That was one of the messages delivered by a panel of scientists from the University of Minnesota to a joint meeting of three House committees that control the purse strings for an array of government agencies and programs.

The presentations on the current science in topics such as climate change, groundwater and the state’s forests were requested by members of the House Environment, Natural Resources and Agriculture Finance Committee; the House Legacy Committee; and the House Capital Investment Committee in order to better inform decision-making on expenditures going forward.

Dr. Mark Seeley, an extension climatologist, outlined a number of recent global trends by way of introduction — including doubling of the population and tripling of food consumption and water use — saying there has been more change in the last 50 years than all previous generations combined.

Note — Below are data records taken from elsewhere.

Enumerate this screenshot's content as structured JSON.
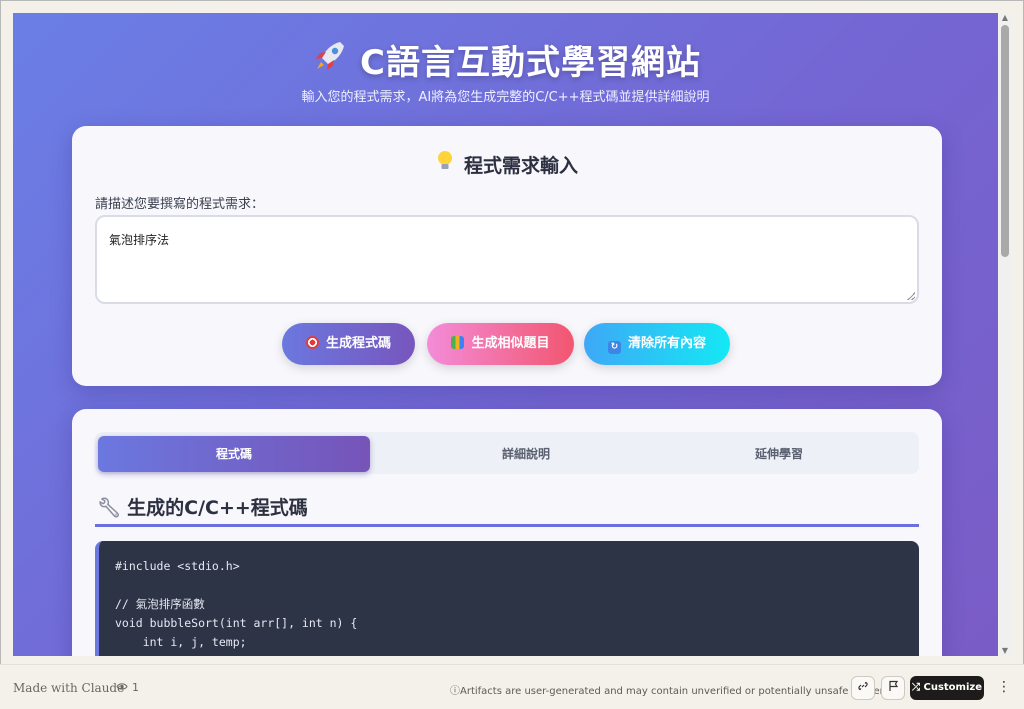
{
  "hero": {
    "icon": "rocket-icon",
    "title": "C語言互動式學習網站",
    "subtitle": "輸入您的程式需求，AI將為您生成完整的C/C++程式碼並提供詳細說明"
  },
  "input_card": {
    "title": "程式需求輸入",
    "title_icon": "lightbulb-icon",
    "label": "請描述您要撰寫的程式需求：",
    "textarea_value": "氣泡排序法",
    "buttons": {
      "generate": "生成程式碼",
      "similar": "生成相似題目",
      "clear": "清除所有內容"
    }
  },
  "output_card": {
    "tabs": [
      "程式碼",
      "詳細說明",
      "延伸學習"
    ],
    "active_tab": "程式碼",
    "heading": "生成的C/C++程式碼",
    "heading_icon": "wrench-icon",
    "code_lines": [
      "#include <stdio.h>",
      "",
      "// 氣泡排序函數",
      "void bubbleSort(int arr[], int n) {",
      "    int i, j, temp;"
    ]
  },
  "footer": {
    "made_with": "Made with Claude",
    "views": "1",
    "disclaimer": "Artifacts are user-generated and may contain unverified or potentially unsafe content.",
    "customize": "Customize"
  },
  "colors": {
    "background_start": "#6a7fe6",
    "background_end": "#7a5cc6",
    "generate_button": "#6b78df",
    "similar_button": "#f25670",
    "clear_button": "#14e8f4",
    "code_background": "#2d3446"
  }
}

He also spoke about climate change, warning lawmakers that three attributes of climate are changing: temperature, water vapor and moisture. Longer growing seasons, changes in fisheries management and increased opportunities for invasive species are a few of the consequences of those changes.

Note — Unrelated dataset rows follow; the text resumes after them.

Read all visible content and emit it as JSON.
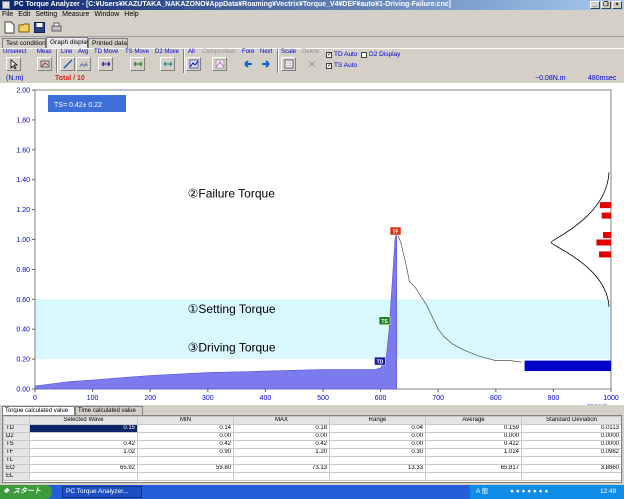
{
  "window": {
    "title": "PC Torque Analyzer - [C:¥Users¥KAZUTAKA_NAKAZONO¥AppData¥Roaming¥Vectrix¥Torque_V4¥DEF¥auto¥1-Driving-Failure.cnc]",
    "minimize": "_",
    "restore": "❐",
    "close": "×"
  },
  "menu": [
    "File",
    "Edit",
    "Setting",
    "Measure",
    "Window",
    "Help"
  ],
  "tabs": [
    {
      "label": "Test condition",
      "active": false
    },
    {
      "label": "Graph display",
      "active": true
    },
    {
      "label": "Printed data",
      "active": false
    }
  ],
  "toolbar2": {
    "unselect": "Unselect",
    "meas": "Meas",
    "line": "Line",
    "avg": "Avg",
    "td_move": "TD Move",
    "ts_move": "TS Move",
    "d2_move": "D2 Move",
    "all": "All",
    "composition": "Composition",
    "fore": "Fore",
    "next": "Next",
    "scale": "Scale",
    "delete": "Delete",
    "td_auto": "TD Auto",
    "d2_display": "D2 Display",
    "ts_auto": "TS Auto"
  },
  "status": {
    "unit": "(N.m)",
    "total": "Total / 10",
    "torque_readout": "−0.08N.m",
    "time_readout": "480msec"
  },
  "chart_data": {
    "type": "area",
    "y_ticks": [
      "2.00",
      "1.80",
      "1.60",
      "1.40",
      "1.20",
      "1.00",
      "0.80",
      "0.60",
      "0.40",
      "0.20",
      "0.00"
    ],
    "x_ticks": [
      "0",
      "100",
      "200",
      "300",
      "400",
      "500",
      "600",
      "700",
      "800",
      "900",
      "1000"
    ],
    "xlim": [
      0,
      1000
    ],
    "ylim": [
      0,
      2
    ],
    "xunit": "(msec)",
    "ts_box_text": "TS=  0.42±  0.22",
    "band": {
      "ymin": 0.2,
      "ymax": 0.6
    },
    "series_fill": [
      [
        0,
        0.02
      ],
      [
        20,
        0.03
      ],
      [
        60,
        0.05
      ],
      [
        100,
        0.06
      ],
      [
        200,
        0.09
      ],
      [
        300,
        0.11
      ],
      [
        400,
        0.12
      ],
      [
        500,
        0.13
      ],
      [
        560,
        0.13
      ],
      [
        590,
        0.13
      ],
      [
        600,
        0.14
      ],
      [
        610,
        0.22
      ],
      [
        615,
        0.4
      ],
      [
        620,
        0.7
      ],
      [
        625,
        1.0
      ],
      [
        628,
        1.05
      ]
    ],
    "series_line": [
      [
        628,
        1.05
      ],
      [
        635,
        0.98
      ],
      [
        645,
        0.82
      ],
      [
        650,
        0.72
      ],
      [
        660,
        0.68
      ],
      [
        670,
        0.62
      ],
      [
        680,
        0.56
      ],
      [
        690,
        0.48
      ],
      [
        700,
        0.4
      ],
      [
        710,
        0.35
      ],
      [
        725,
        0.3
      ],
      [
        745,
        0.26
      ],
      [
        770,
        0.22
      ],
      [
        800,
        0.19
      ],
      [
        825,
        0.19
      ],
      [
        845,
        0.18
      ]
    ],
    "markers": [
      {
        "label": "TF",
        "x": 625,
        "y": 1.05,
        "color": "#e03010"
      },
      {
        "label": "TS",
        "x": 606,
        "y": 0.45,
        "color": "#208020"
      },
      {
        "label": "TD",
        "x": 598,
        "y": 0.18,
        "color": "#1a1aa0"
      }
    ],
    "annotations": [
      {
        "text": "②Failure Torque",
        "x": 265,
        "y": 1.28
      },
      {
        "text": "①Setting Torque",
        "x": 265,
        "y": 0.51
      },
      {
        "text": "③Driving Torque",
        "x": 265,
        "y": 0.25
      }
    ],
    "td_bar": {
      "x0": 850,
      "x1": 1000,
      "y0": 0.12,
      "y1": 0.19
    },
    "histogram": [
      {
        "y": 1.23,
        "w": 0.42
      },
      {
        "y": 1.16,
        "w": 0.35
      },
      {
        "y": 1.03,
        "w": 0.3
      },
      {
        "y": 0.98,
        "w": 0.55
      },
      {
        "y": 0.9,
        "w": 0.45
      }
    ]
  },
  "bottom_tabs": [
    {
      "label": "Torque calculated value",
      "active": true
    },
    {
      "label": "Time calculated value",
      "active": false
    }
  ],
  "table": {
    "headers": [
      "",
      "Selected Wave",
      "MIN",
      "MAX",
      "Range",
      "Average",
      "Standard Deviation"
    ],
    "rows": [
      {
        "name": "TD",
        "cells": [
          "0.15",
          "0.14",
          "0.18",
          "0.04",
          "0.159",
          "0.0113"
        ],
        "selected": true
      },
      {
        "name": "D2",
        "cells": [
          "",
          "0.00",
          "0.00",
          "0.00",
          "0.000",
          "0.0000"
        ]
      },
      {
        "name": "TS",
        "cells": [
          "0.42",
          "0.42",
          "0.42",
          "0.00",
          "0.422",
          "0.0000"
        ]
      },
      {
        "name": "TF",
        "cells": [
          "1.02",
          "0.90",
          "1.20",
          "0.30",
          "1.024",
          "0.0982"
        ]
      },
      {
        "name": "TL",
        "cells": [
          "",
          "",
          "",
          "",
          "",
          ""
        ]
      },
      {
        "name": "EO",
        "cells": [
          "65.92",
          "59.80",
          "73.13",
          "13.33",
          "65.817",
          "3.8860"
        ]
      },
      {
        "name": "EL",
        "cells": [
          "",
          "",
          "",
          "",
          "",
          ""
        ]
      }
    ]
  },
  "taskbar": {
    "start": "スタート",
    "task": "PC Torque Analyzer...",
    "ime": "A 般",
    "clock": "12:48"
  },
  "colors": {
    "fill": "#7b7bee",
    "band": "#d8f7ff",
    "accent": "#3c6fd8"
  }
}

“We need to pay attention to these,” Seeley said. “Our predecessors in Minnesota have done so, and we need to do likewise.”

Not all committee members seemed to be convinced, however. Rep. Paul Anderson (R-Starbuck) questioned Seeley about the science underlying some of the conclusions being drawn.

“Your numbers indicate something may be happening, but I just have to ask you, you say your records go back about 150 years, and some would say that’s kind of a snippet of time compared to how long the earth has been around and ice ages, things like that,” Anderson said. “

Seeley said great care has been taken in measuring Minnesota’s climate over the last 150 years, and in quality control of the records. The behaviors seen in those records over the last two decades is outside the realm of what’s been measured historically, as is the pace of change, he said.

Also speaking before the committees were experts on groundwater, forestry and agronomy. Highlights of their presentations included:

  • The changing climate provides opportunities for Minnesotans. Nick Jordan, a professor in the university’s Agronomy & Plant Genetics Department, said big gains in efficiency and productivity are possible with relatively small use of perennial crops that could prevent runoff and nutrient loss. Use of winter annuals could increase profit for Minnesota farmers by $300 per acre.
  • Minnesota’s forests are changing, but it’s impossible at this point to determine how that change will occur. Northern Pine, Spruce and Aspen trees are projected to decline, while trees such as Central Oak and Maple are expected to expand farther north.
  • There is an urgent need for more research to better understand the groundwater in Minnesota.
  • Studies have uncovered strong evidence that land acquisition by the Department of Natural Resources has provided a good return on investment for the public.

Rep. Kim Norton (DFL-Rochester) asked the panelists whether the committees might find others among their peers at the university who would come before lawmakers and “tell us you were wrong.”

Seeley conceded there were differences of opinion, but said any disagreements would likely be over “uncertain knowledge” rather than “knowledge of high certainty.”